* DATA SUPPLIED
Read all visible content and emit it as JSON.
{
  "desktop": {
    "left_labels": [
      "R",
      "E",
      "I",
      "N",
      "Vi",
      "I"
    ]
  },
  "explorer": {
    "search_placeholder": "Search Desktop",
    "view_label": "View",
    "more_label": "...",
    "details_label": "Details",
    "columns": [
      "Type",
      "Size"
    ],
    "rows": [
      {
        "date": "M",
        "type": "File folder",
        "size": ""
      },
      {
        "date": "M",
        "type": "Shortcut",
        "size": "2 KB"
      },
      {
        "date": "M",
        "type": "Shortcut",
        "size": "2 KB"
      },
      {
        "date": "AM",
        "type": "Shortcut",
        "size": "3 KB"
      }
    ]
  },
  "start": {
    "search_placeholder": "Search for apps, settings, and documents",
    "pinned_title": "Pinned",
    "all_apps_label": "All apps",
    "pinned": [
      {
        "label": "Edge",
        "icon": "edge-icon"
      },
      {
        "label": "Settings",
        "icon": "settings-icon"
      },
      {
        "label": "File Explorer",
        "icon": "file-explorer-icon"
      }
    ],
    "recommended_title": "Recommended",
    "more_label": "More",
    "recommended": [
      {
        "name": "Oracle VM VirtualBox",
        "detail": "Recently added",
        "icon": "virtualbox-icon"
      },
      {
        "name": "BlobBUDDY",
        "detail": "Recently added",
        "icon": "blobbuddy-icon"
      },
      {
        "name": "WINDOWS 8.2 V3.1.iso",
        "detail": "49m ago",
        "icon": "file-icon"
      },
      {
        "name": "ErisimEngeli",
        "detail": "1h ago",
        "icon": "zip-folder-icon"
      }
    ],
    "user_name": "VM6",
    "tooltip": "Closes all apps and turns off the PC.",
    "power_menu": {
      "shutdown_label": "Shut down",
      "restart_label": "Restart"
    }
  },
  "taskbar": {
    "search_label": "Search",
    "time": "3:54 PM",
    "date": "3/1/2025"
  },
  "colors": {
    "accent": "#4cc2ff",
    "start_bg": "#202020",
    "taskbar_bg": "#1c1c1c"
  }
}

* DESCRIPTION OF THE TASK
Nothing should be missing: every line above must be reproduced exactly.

* ANSWER SPACE
Read all visible content and emit it as JSON.
{
  "desktop": {
    "left_labels": [
      "R",
      "E",
      "I",
      "N",
      "Vi",
      "I"
    ]
  },
  "explorer": {
    "search_placeholder": "Search Desktop",
    "view_label": "View",
    "more_label": "...",
    "details_label": "Details",
    "columns": [
      "Type",
      "Size"
    ],
    "rows": [
      {
        "date": "M",
        "type": "File folder",
        "size": ""
      },
      {
        "date": "M",
        "type": "Shortcut",
        "size": "2 KB"
      },
      {
        "date": "M",
        "type": "Shortcut",
        "size": "2 KB"
      },
      {
        "date": "AM",
        "type": "Shortcut",
        "size": "3 KB"
      }
    ]
  },
  "start": {
    "search_placeholder": "Search for apps, settings, and documents",
    "pinned_title": "Pinned",
    "all_apps_label": "All apps",
    "pinned": [
      {
        "label": "Edge",
        "icon": "edge-icon"
      },
      {
        "label": "Settings",
        "icon": "settings-icon"
      },
      {
        "label": "File Explorer",
        "icon": "file-explorer-icon"
      }
    ],
    "recommended_title": "Recommended",
    "more_label": "More",
    "recommended": [
      {
        "name": "Oracle VM VirtualBox",
        "detail": "Recently added",
        "icon": "virtualbox-icon"
      },
      {
        "name": "BlobBUDDY",
        "detail": "Recently added",
        "icon": "blobbuddy-icon"
      },
      {
        "name": "WINDOWS 8.2 V3.1.iso",
        "detail": "49m ago",
        "icon": "file-icon"
      },
      {
        "name": "ErisimEngeli",
        "detail": "1h ago",
        "icon": "zip-folder-icon"
      }
    ],
    "user_name": "VM6",
    "tooltip": "Closes all apps and turns off the PC.",
    "power_menu": {
      "shutdown_label": "Shut down",
      "restart_label": "Restart"
    }
  },
  "taskbar": {
    "search_label": "Search",
    "time": "3:54 PM",
    "date": "3/1/2025"
  },
  "colors": {
    "accent": "#4cc2ff",
    "start_bg": "#202020",
    "taskbar_bg": "#1c1c1c"
  }
}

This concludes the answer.